OK... enough about food. Swimming. Bermuda is famous for its pink sand beaches. Yes, they are pink, but what they don't advertise so much is how *soft* this sand is. Really, it feels like baby powder. It's hard to believe that we have parrot fish to thank for it (more on that later).

Cherie at Horseshoe Bay

Sergeant Major fish while snorkeling at Church Bay

The beaches on the south shore are beautiful, wide expanses of pink sand with some hard-to-reach tucked-away coves mixed in for good measure. However, the surf on the south shore can be a bit rough at times, and one of the most famous and picturesque beaches - Horseshoe Bay - tends to get overrun by the aforementioned "boat people" when the cruise ships are docked, so aside from some good snorkeling at Church Bay, most of our time was spent in the northeast section of the island, at Achilles Bay and Tobacco Bay.

Cherie at Tobacco Bay

Tobacco Bay was amazing! We never stopped there before, and I'm not sure why. Perhaps it's because the on-beach bar (and music), or the all of the families that come with their kids to take advantage of the bay, which for most of the bay is only waist-deep. It just seemed kind of "loud & touristy". However, the best part is just beyond the rocks at the mouth of the bay. Swim out past that area, and there is a large section of reef to explore. The amount of fish out here was amazing... no sooner did I pass the rocks at the mouth of the bay when I was enveloped in a huge school of small fish. Thanks to the underwater housing I recently got for my camera, I even managed to get some decent video.

Video: Snorkeling at Tobacco Bay

We saw a pretty good variety of fish here, many of which I've never seen snorkeling in other sections of the island. At one point, I saw a barracuda slowly cruise by. Unfortunately, didn't think to get a photo until he moved out of range... oops! One of the strangest things we saw was a school of cuttlefish, all about 6" long. It was weird... they were all lined up, and looking right at us. I tried to get some video of them, but they were careful not to let me get too close, so it was a bit hard. You can check that video out here. There was a small porcupine puffer fish... he was really tricky to get a picture of as well.

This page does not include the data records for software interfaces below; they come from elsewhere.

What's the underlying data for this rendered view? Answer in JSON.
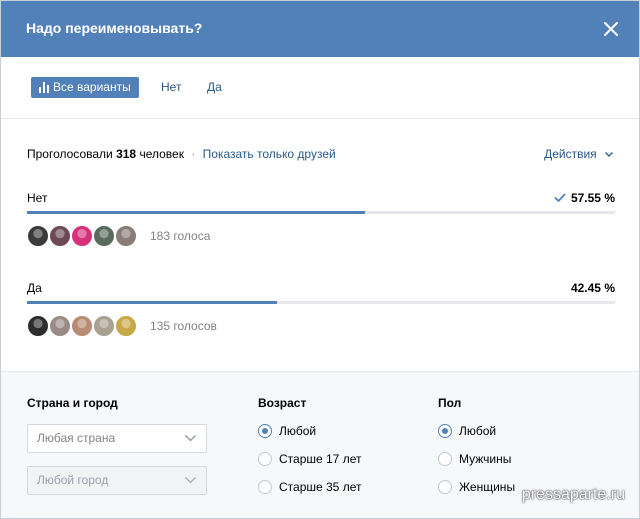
{
  "header": {
    "title": "Надо переименовывать?"
  },
  "tabs": {
    "all": "Все варианты",
    "no": "Нет",
    "yes": "Да"
  },
  "summary": {
    "prefix": "Проголосовали",
    "count": "318",
    "suffix": "человек",
    "separator": "·",
    "friends_link": "Показать только друзей",
    "actions": "Действия"
  },
  "options": [
    {
      "label": "Нет",
      "percent_text": "57.55 %",
      "fraction": 0.5755,
      "votes_text": "183 голоса",
      "checked": true,
      "avatar_colors": [
        "#3b3b3b",
        "#6b4a55",
        "#d8317b",
        "#5a6b5e",
        "#8a7d78"
      ]
    },
    {
      "label": "Да",
      "percent_text": "42.45 %",
      "fraction": 0.4245,
      "votes_text": "135 голосов",
      "checked": false,
      "avatar_colors": [
        "#2e2e2e",
        "#9a8a86",
        "#b98a74",
        "#a8a090",
        "#c9a84a"
      ]
    }
  ],
  "filters": {
    "location": {
      "title": "Страна и город",
      "country_placeholder": "Любая страна",
      "city_placeholder": "Любой город"
    },
    "age": {
      "title": "Возраст",
      "options": [
        "Любой",
        "Старше 17 лет",
        "Старше 35 лет"
      ],
      "selected": 0
    },
    "gender": {
      "title": "Пол",
      "options": [
        "Любой",
        "Мужчины",
        "Женщины"
      ],
      "selected": 0
    }
  },
  "watermark": "pressaparte.ru",
  "colors": {
    "accent": "#5181b8",
    "link": "#2a5885",
    "muted": "#828282",
    "track": "#e7e8ec"
  }
}
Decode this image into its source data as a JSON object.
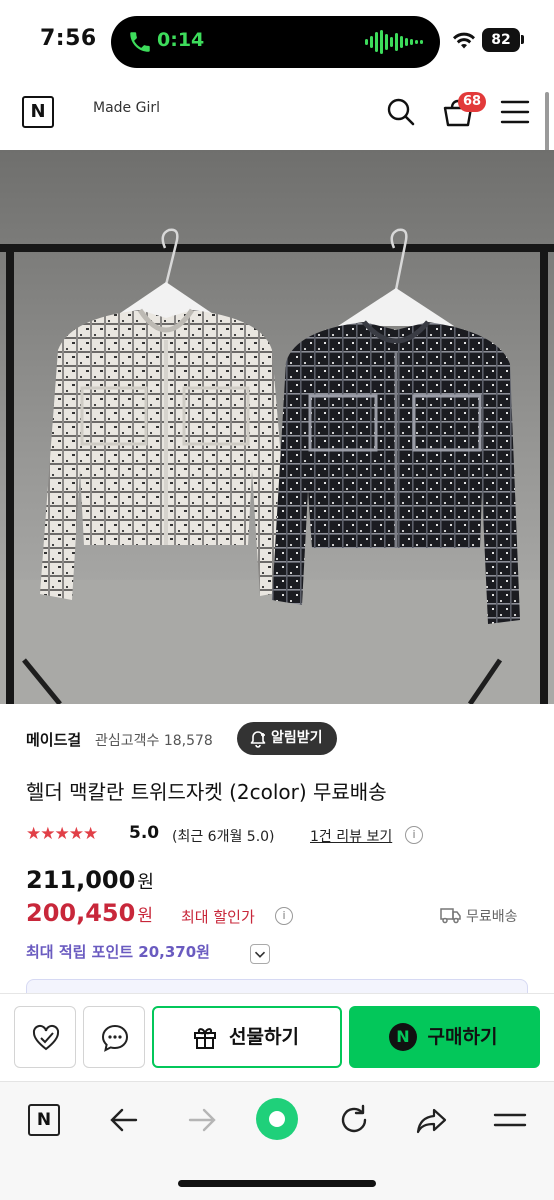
{
  "status_bar": {
    "time": "7:56",
    "call_timer": "0:14",
    "battery": "82"
  },
  "header": {
    "logo_letter": "N",
    "store_name": "Made Girl",
    "cart_count": "68"
  },
  "gallery": {
    "image_description_icon": "product-photo",
    "total_images": 3,
    "active_index": 0
  },
  "store": {
    "name": "메이드걸",
    "interest_label": "관심고객수 18,578",
    "alarm_button": "알림받기"
  },
  "product": {
    "title": "헬더 맥칼란 트위드자켓 (2color) 무료배송",
    "stars": "★★★★★",
    "rating": "5.0",
    "rating_recent": "(최근 6개월 5.0)",
    "review_link": "1건 리뷰 보기",
    "info_glyph": "i",
    "original_price": "211,000",
    "original_price_unit": "원",
    "sale_price": "200,450",
    "sale_price_unit": "원",
    "max_discount_label": "최대 할인가",
    "shipping_label": "무료배송",
    "points_label": "최대 적립 포인트 20,370원"
  },
  "purchase_bar": {
    "gift_button": "선물하기",
    "buy_badge": "N",
    "buy_button": "구매하기"
  },
  "browser": {
    "logo_letter": "N"
  },
  "colors": {
    "naver_green": "#03c75a",
    "sale_red": "#c8273a",
    "star_red": "#e13f47",
    "points_purple": "#6a5bc0",
    "badge_red": "#e23a3a"
  }
}
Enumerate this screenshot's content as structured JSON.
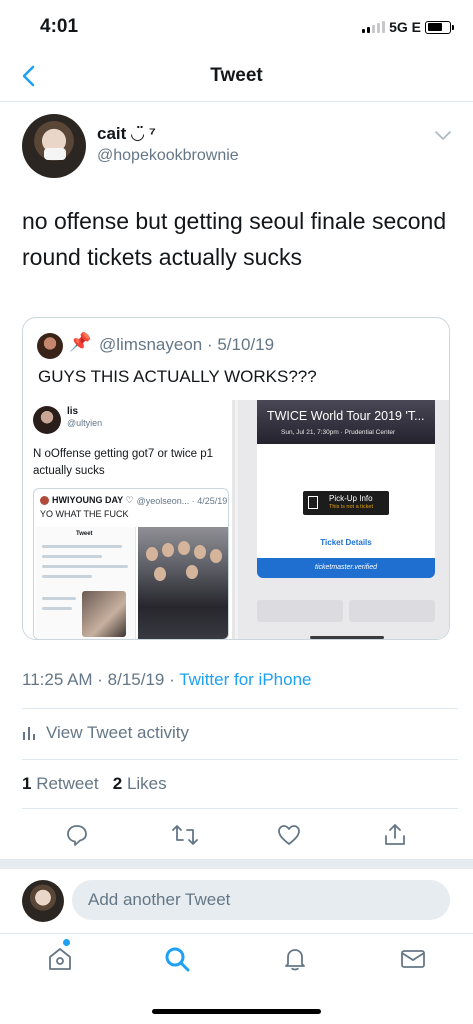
{
  "status_bar": {
    "time": "4:01",
    "network": "5G E"
  },
  "nav": {
    "title": "Tweet"
  },
  "tweet": {
    "display_name": "cait ◡̈ ⁷",
    "username": "@hopekookbrownie",
    "text": "no offense but getting seoul finale second round tickets actually sucks",
    "timestamp": "11:25 AM · 8/15/19 · ",
    "source": "Twitter for iPhone"
  },
  "quote": {
    "handle": "@limsnayeon · 5/10/19",
    "text": "GUYS THIS ACTUALLY WORKS???",
    "media": {
      "mini_tweet": {
        "name": "lis",
        "handle": "@ultyien",
        "text": "N oOffense getting got7 or twice p1 actually sucks",
        "quoted_name": "HWIYOUNG DAY ♡",
        "quoted_meta": "@yeolseon... · 4/25/19",
        "quoted_text": "YO WHAT THE FUCK",
        "inner_title": "Tweet"
      },
      "ticket": {
        "title": "TWICE World Tour 2019 'T...",
        "subtitle": "Sun, Jul 21, 7:30pm · Prudential Center",
        "pickup_label": "Pick-Up Info",
        "pickup_sub": "This is not a ticket",
        "details_label": "Ticket Details",
        "verified_label": "ticketmaster.verified"
      }
    }
  },
  "activity": {
    "label": "View Tweet activity"
  },
  "stats": {
    "retweets_count": "1",
    "retweets_label": "Retweet",
    "likes_count": "2",
    "likes_label": "Likes"
  },
  "reply": {
    "placeholder": "Add another Tweet"
  },
  "icons": {
    "back": "chevron-left-icon",
    "caret": "chevron-down-icon",
    "reply": "reply-icon",
    "retweet": "retweet-icon",
    "like": "heart-icon",
    "share": "share-icon",
    "home": "home-icon",
    "search": "search-icon",
    "notifications": "bell-icon",
    "messages": "mail-icon"
  },
  "colors": {
    "accent": "#1da1f2",
    "secondary_text": "#657786",
    "border": "#e1e8ed"
  }
}
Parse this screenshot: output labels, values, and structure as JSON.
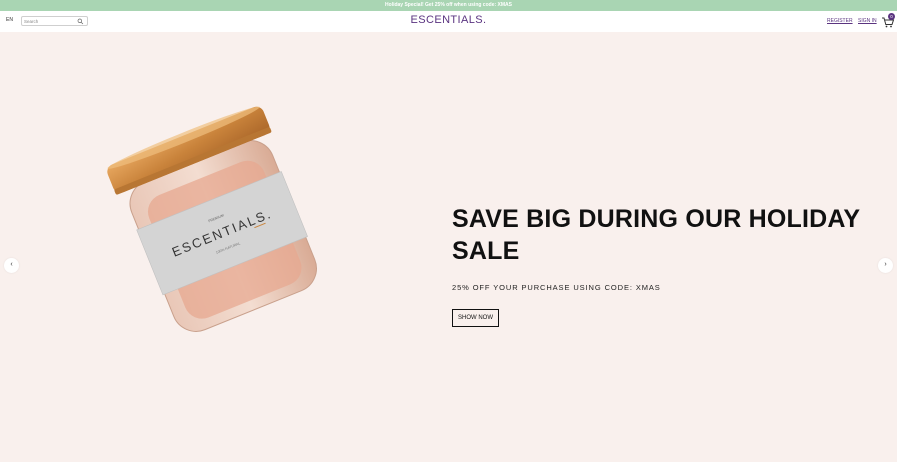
{
  "announcement": "Holiday Special! Get 25% off when using code: XMAS",
  "header": {
    "language": "EN",
    "search_placeholder": "Search",
    "logo": "ESCENTIALS.",
    "register": "REGISTER",
    "sign_in": "SIGN IN",
    "cart_count": "0"
  },
  "hero": {
    "title": "SAVE BIG DURING OUR HOLIDAY SALE",
    "subtitle": "25% OFF YOUR PURCHASE USING CODE: XMAS",
    "cta": "SHOW NOW",
    "product_label_brand": "ESCENTIALS.",
    "product_label_small": "PREMIUM",
    "product_label_detail": "100% NATURAL"
  },
  "colors": {
    "announcement_bg": "#a9d5b3",
    "brand_purple": "#5a3380",
    "hero_bg": "#f9f0ed"
  },
  "icons": [
    "search-icon",
    "cart-icon",
    "chevron-left-icon",
    "chevron-right-icon"
  ]
}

Bluestriped Grunt at Tobacco Bay

Parrot Fish at Tobacco Bay

Now, back to those Parrot Fish and the pink sand. We saw a lot of these guys while snorkeling all around Bermuda. Even when you can't see them, you can tell when they are nearby because you can hear them. "MUNCH CRUNCH CRUNCH MUNCH" These guys live on algae, and the algae they like grows on coral and rock. So, they eat the coral and rock. You can hear them scraping the coral with their "beak". They munch on the coral, digest the algae, and what they can't digest, well... I'll just come out and say it - they poop pink sand. We saw it - the magic of nature... a 3 foot parrot fish pooping pink sand right in front of us. I've read that a single large parrot fish can produce a ton of sand per year. Think about that next time your strolling on a coral sand beach.

Anyway, our vacation was great, and there's a good chance we'll make this a regular yearly trip. Michael, our host at the Granaway, suggested that if we really like snorkeling, that next time we should charter a trip out to the off-shore reefs, as that's where the real action is. We did a SCUBA "resort dive" on our honeymoon in Mexico, and were thinking about getting our dive certifications, but Michael said that SCUBA is overkill for the Bermuda reefs - much of the good stuff is easily accessible with simple snorkel gear. Sounds good to us! Can't wait to go back...

By the way, additional photos from our trip can be found here: